TASK DESCRIPTION - Give every entry again, word for word.

(Website and app data records)
⟨
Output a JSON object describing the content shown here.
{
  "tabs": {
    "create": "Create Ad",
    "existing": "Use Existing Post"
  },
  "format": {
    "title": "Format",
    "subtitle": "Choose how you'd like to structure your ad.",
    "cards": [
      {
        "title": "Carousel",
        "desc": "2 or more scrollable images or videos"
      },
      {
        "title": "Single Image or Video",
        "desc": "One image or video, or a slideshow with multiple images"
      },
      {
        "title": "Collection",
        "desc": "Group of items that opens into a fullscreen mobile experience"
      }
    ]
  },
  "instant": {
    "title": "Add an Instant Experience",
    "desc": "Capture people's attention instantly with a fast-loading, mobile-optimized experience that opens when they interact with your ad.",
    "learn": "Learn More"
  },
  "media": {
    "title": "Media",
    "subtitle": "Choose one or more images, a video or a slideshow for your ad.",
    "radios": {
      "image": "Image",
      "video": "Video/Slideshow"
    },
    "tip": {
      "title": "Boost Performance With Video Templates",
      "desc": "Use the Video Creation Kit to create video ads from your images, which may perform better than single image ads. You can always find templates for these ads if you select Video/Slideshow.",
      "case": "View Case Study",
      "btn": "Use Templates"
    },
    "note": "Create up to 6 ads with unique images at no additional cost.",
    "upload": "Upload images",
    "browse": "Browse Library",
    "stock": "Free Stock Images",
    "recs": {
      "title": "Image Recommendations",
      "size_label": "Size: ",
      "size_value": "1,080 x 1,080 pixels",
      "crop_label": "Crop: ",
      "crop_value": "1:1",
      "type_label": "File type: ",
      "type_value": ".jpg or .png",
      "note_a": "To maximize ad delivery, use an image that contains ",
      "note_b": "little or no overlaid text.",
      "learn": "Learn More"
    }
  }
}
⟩
EXERCISE RESULT -
Output a JSON object describing the content shown here.
{
  "tabs": {
    "create": "Create Ad",
    "existing": "Use Existing Post"
  },
  "format": {
    "title": "Format",
    "subtitle": "Choose how you'd like to structure your ad.",
    "cards": [
      {
        "title": "Carousel",
        "desc": "2 or more scrollable images or videos"
      },
      {
        "title": "Single Image or Video",
        "desc": "One image or video, or a slideshow with multiple images"
      },
      {
        "title": "Collection",
        "desc": "Group of items that opens into a fullscreen mobile experience"
      }
    ]
  },
  "instant": {
    "title": "Add an Instant Experience",
    "desc": "Capture people's attention instantly with a fast-loading, mobile-optimized experience that opens when they interact with your ad.",
    "learn": "Learn More"
  },
  "media": {
    "title": "Media",
    "subtitle": "Choose one or more images, a video or a slideshow for your ad.",
    "radios": {
      "image": "Image",
      "video": "Video/Slideshow"
    },
    "tip": {
      "title": "Boost Performance With Video Templates",
      "desc": "Use the Video Creation Kit to create video ads from your images, which may perform better than single image ads. You can always find templates for these ads if you select Video/Slideshow.",
      "case": "View Case Study",
      "btn": "Use Templates"
    },
    "note": "Create up to 6 ads with unique images at no additional cost.",
    "upload": "Upload images",
    "browse": "Browse Library",
    "stock": "Free Stock Images",
    "recs": {
      "title": "Image Recommendations",
      "size_label": "Size: ",
      "size_value": "1,080 x 1,080 pixels",
      "crop_label": "Crop: ",
      "crop_value": "1:1",
      "type_label": "File type: ",
      "type_value": ".jpg or .png",
      "note_a": "To maximize ad delivery, use an image that contains ",
      "note_b": "little or no overlaid text.",
      "learn": "Learn More"
    }
  }
}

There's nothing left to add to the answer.